A disabled Sand Creek High School student was suspended Monday after school officials discovered medical marijuana in his lunch box, according to Gazette news partner KKTV.
Jackson Stormes, 16, has constant seizures because of Dravet Syndrome, which has left him severely disabled. His mother, Jennie Stormes, says cannabis is the only medicine that has stemmed the seizures. Instead of seizing for 30 to 60 minutes at a time, the episodes last only two to three minutes.
The family moved from New Jersey to get better access to medical marijuana. Jennie Stormes said she accidentally put yogurt mixed with cannabis pills in Jackson's lunch on Monday, and she got a call from the school around lunch that he had been suspended for bringing a controlled substance to school.

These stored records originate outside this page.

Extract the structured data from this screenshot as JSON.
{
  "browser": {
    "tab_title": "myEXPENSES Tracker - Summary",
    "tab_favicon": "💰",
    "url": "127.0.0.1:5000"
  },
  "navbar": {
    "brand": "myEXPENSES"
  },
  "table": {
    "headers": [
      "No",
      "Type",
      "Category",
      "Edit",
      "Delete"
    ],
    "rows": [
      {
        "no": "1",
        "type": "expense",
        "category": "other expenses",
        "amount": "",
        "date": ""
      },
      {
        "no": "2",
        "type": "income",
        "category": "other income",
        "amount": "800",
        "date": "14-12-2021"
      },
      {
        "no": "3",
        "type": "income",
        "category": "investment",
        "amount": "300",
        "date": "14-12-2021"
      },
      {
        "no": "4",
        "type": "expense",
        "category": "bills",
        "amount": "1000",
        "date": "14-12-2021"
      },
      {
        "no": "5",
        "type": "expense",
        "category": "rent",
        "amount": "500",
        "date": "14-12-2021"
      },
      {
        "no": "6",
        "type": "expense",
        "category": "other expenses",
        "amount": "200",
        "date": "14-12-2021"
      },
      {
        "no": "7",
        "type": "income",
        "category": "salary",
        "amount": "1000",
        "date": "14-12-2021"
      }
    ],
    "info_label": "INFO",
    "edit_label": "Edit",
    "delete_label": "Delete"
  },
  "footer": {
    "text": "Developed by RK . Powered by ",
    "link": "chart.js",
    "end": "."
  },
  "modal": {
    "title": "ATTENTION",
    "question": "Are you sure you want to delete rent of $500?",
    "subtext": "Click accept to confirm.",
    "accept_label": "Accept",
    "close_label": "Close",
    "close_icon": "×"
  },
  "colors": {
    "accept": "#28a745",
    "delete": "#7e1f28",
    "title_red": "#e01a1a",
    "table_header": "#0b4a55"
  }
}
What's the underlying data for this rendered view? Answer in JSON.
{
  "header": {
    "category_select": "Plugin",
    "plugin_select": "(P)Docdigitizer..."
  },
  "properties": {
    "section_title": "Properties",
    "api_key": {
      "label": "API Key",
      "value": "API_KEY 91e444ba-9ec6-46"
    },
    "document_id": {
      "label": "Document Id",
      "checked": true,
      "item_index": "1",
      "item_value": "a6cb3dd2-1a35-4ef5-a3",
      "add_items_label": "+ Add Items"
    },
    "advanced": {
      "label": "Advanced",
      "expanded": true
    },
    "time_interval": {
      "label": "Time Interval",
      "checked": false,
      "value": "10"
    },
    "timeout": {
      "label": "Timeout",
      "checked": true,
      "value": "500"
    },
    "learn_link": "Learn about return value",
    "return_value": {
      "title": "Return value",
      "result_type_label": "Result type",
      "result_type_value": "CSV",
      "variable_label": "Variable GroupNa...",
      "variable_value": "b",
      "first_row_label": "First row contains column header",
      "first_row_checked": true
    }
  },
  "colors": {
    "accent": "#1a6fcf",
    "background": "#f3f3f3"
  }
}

"I was like, 'You're kidding me,'" Jennie Stormes told KKTV. "He didn't do anything. Jack does not have the ability to form that intent. He didn't make lunch, he didn't pack lunch."
Jackson was suspended for one day, forcing him to miss therapy services he usually receives.
"They are making his services less available and making him more disabled by taking more away from him," Jennie Stormes said.
A new Colorado statute would allow students to use cannabis medicine at school, but it doesn't go into effect until next school year. A school nurse would have to administer the medication.
Falcon School District 49 writes its policies to Colorado law, although it supports "parents making decisions in the best interest of their students," spokesman Matt Meister said after the school board meeting on Thursday. Jennie Stormes spoke at the meeting.
"Given the policies in District 49, they are always applied equally and consistently to all of our students and we appreciate that our administrators worked consistently and collaboratively with each other to make sure those were followed and our discipline matrix was adhered to," he said.
Contact Kassondra Cloos: 636-0362
Twitter: @Kassondra Cloos